=== EXERCISE INPUT ===
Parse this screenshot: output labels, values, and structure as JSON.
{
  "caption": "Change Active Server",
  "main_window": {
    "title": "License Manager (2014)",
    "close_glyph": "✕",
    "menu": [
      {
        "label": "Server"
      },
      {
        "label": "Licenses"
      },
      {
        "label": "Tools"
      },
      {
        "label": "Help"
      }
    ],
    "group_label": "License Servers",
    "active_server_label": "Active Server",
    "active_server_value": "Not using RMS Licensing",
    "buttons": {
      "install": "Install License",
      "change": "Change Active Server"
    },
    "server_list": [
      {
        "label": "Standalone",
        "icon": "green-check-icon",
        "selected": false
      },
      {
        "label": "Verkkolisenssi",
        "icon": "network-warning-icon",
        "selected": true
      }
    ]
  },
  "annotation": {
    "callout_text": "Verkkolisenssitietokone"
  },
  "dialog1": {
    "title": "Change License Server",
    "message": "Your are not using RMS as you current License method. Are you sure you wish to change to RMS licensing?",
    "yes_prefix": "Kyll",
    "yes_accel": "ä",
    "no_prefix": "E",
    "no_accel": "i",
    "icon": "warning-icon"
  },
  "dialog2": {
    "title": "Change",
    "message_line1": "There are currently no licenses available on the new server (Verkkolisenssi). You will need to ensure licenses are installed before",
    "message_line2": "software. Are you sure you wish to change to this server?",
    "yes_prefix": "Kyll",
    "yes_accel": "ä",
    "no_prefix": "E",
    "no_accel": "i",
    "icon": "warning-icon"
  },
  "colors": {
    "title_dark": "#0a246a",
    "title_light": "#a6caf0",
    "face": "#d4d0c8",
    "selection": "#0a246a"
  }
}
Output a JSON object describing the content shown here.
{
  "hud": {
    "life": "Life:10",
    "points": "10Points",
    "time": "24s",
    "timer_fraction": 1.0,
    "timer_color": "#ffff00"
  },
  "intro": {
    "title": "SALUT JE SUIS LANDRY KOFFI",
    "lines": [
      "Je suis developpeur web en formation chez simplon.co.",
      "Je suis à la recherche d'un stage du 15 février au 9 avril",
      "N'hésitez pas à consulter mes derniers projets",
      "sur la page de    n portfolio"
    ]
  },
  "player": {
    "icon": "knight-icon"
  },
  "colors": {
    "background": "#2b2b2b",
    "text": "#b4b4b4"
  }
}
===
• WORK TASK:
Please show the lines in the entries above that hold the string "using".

• RESULT:
    "active_server_value": "Not using RMS Licensing",
    "message": "Your are not using RMS as you current License method. Are you sure you wish to change to RMS licensing?",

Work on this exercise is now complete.